If you recall, Intel was one of the first to offer a performance oriented solid state drive line using multi-level cell (MLC) memory. Intel's X-25 family would later be pushed aside by a growing competitor base offering faster and less expensive SSDs, and now everyone is enamored with SandForce-equipped drives. That could change with the launch of Intel's SSD 710 (Lyndonville) series, if you can afford one.
TDK is evidently stoked about its SDG3B solid state drive line, so much that it's announcing the launch of these industrial SSDs a month before release. Dubbed SDG3B, these SATA 3Gbps SSDs come equipped with TDK's GBDriver RS3 controller ICs. The focus here is on data reliability instead of balls-to-the-wall performance, and underscoring that point is the complete absence of cache.
See if this dilemma sounds at all familiar. Your PC's performance is being held back by your mechanical hard drive as it spins and stumbles around its platters fetching your data. Replacing it with a solid state drive is a surefire cure, but the high end ones cost too much and you don't want to settle for anything less. Are you out of luck? That all depends on where Patriot Memory prices its new Pyro SATA 6Gbps SSD line.
With its desktop DDR DRAM business now dead and buried, OCZ is making good use of its additional R&D resources by cranking out solid state drives at a breakneck pace, and the company's newly announced Z-Drive Revision 4 (R4) PCI Express storage solutions offer breakneck speeds for the enterprise. They also "significantly reduce total cost of ownership in the data center," OCZ says.
It took few a months for OCZ's acquisition of Indilinx to bear fruit, but it finally has with the unveiling of the Indilinx Everest SATA 3.0 SSD platform. The Everest controller features a dual-core ARM chip that supports the 6Gbps interface, up to 1TB of storage per controller, and according to OCZ, it's the first ASIC-based controller to enable state of the art triple-level cell NAND flash memory.

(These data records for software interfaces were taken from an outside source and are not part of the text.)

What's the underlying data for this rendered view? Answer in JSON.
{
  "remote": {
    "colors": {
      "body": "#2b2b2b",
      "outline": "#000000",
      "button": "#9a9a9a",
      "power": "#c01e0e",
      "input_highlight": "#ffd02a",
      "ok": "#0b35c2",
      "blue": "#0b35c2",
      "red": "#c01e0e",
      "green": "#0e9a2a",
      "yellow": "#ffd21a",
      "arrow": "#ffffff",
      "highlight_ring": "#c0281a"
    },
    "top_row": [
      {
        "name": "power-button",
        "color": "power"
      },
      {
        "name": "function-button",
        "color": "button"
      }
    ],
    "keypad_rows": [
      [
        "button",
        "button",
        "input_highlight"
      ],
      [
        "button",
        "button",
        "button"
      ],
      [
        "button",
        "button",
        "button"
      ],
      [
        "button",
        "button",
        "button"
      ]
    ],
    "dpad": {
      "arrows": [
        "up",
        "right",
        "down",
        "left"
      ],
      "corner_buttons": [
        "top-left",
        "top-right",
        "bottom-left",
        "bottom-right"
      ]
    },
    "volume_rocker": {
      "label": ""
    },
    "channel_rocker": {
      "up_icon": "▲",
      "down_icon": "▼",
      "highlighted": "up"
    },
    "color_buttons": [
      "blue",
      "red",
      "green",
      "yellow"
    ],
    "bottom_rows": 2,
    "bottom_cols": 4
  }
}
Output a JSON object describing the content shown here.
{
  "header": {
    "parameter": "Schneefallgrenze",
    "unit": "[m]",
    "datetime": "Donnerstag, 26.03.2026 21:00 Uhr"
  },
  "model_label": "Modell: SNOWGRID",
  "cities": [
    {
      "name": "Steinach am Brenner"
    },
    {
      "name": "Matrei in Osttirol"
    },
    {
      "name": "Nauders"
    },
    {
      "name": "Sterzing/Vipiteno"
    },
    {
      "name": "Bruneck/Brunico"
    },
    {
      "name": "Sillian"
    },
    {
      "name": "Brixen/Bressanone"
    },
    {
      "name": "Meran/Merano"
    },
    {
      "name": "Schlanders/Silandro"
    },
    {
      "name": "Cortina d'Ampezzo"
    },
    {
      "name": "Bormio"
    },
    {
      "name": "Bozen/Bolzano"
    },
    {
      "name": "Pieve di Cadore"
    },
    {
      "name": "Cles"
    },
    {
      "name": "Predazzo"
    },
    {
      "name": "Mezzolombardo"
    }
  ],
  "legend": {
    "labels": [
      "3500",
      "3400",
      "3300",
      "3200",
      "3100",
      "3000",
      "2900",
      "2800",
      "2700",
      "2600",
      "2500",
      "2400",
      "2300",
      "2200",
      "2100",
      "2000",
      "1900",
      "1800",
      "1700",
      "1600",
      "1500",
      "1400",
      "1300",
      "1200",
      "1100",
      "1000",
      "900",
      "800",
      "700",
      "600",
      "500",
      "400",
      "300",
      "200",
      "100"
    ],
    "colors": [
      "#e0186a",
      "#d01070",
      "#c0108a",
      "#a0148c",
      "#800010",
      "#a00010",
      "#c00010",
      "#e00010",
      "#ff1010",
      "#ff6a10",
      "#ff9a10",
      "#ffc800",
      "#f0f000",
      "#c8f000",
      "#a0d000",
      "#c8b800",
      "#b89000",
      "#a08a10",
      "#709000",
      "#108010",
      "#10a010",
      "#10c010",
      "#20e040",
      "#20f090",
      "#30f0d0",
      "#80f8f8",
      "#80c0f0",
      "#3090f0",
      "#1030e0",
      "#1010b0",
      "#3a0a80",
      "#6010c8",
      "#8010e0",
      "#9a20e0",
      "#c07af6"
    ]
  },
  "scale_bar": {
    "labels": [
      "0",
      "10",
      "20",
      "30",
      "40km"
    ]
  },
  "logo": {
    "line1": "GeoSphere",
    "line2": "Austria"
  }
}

According to Seagate, "Most SSD suppliers aren't fully aware of the needs of the enterprise," and that's where the company's Pulsar XT.2 solid state drive comes into play. The Pulsar XT.2 combines single-level cell (SLC) flash with a native 6Gb/s Serial Attached SCSI (SAS) interface to make it Seagate's fastest drive to date, and it's now shipping through the distribution channel.
Imagine if you saved your hard earned pennies, stopped eating out for awhile, and made certain sacrifices in your latest build all so you could splurge on Intel's 600GB SSD 320 Series. It'd be worth it, right up until the drive goes haywire and insists it's an 8MB drive. Not cool, yet the so-called '8MB bug' has managed to infest Intel's entire line of 320 SSDs. On the bright side, Intel recently acknowledged the flaw, which is a step in the right direction.

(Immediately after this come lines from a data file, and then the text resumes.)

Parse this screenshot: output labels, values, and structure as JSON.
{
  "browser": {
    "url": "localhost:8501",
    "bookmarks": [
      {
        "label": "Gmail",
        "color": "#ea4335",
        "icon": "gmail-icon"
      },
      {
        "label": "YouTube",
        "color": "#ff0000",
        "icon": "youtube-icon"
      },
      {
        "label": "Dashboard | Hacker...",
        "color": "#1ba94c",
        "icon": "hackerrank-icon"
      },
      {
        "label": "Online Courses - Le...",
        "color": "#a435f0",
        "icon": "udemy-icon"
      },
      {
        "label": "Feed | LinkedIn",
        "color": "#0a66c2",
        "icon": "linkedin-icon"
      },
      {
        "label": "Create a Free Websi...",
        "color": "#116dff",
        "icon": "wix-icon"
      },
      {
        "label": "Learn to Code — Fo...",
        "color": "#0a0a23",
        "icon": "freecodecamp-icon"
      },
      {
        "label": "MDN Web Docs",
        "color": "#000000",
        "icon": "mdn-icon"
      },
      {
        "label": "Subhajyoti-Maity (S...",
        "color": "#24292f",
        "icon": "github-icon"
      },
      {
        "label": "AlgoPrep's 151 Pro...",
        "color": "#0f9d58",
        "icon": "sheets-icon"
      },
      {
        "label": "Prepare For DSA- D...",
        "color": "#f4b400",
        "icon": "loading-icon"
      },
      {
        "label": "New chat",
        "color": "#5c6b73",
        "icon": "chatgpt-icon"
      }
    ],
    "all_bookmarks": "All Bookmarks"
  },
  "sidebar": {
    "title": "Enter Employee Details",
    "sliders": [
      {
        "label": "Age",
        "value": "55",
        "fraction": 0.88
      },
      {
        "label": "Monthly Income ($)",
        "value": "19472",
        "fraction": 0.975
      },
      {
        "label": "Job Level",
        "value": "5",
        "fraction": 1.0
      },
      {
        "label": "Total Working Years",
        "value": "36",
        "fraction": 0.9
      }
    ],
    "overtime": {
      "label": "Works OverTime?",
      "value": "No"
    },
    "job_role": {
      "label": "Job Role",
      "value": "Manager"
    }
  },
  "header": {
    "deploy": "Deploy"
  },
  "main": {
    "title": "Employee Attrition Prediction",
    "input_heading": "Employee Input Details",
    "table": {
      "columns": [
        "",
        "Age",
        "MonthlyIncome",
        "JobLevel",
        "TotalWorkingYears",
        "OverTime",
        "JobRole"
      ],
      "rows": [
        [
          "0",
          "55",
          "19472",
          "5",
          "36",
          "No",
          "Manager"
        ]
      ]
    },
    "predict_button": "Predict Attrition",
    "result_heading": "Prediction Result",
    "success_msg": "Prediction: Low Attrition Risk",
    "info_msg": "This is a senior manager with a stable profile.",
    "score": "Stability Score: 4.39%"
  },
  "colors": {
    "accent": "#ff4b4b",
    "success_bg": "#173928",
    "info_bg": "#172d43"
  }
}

RunCore, a Chinese manufacturer of solid state drives (SSDs) for consumers, enterprise, and military applications, just announced a new line of mSATA SSDs -- T50 -- based on the SandForce SF-2281 controller. These are the first mSATA drives to support SATA 6Gb/s and are aimed primarily at high-end ultraportables with a maximum I/O performance of 60,000 4K random write IOPS and 35,000 random read IOPS.
Corsair tells us its begun shipping its new Force Series GT solid state drives to its network of authorized distributors and retailers worldwide, and that you should be able to order the drives in July. For those of you shopping a high-speed SSD, you can add the Force Series GT line to your list of potential candidates. These SSDs strut into the scene with the new SandForce SF-2280 controller, native support for SATA 6Gb/s, and ONFI synchronous flash memory.
More and more memory companies are bumping uglies with SandForce's latest SF-2200 controller, the sexy slice of silicon mostly responsible for those ultra high-speed read and write speeds advertised on today's top shelf solid state drives. And though a little late to the party, sparks did eventually fly between SandForce's SF-2200 processor and Patriot, igniting the company's new Wildfire SSD line.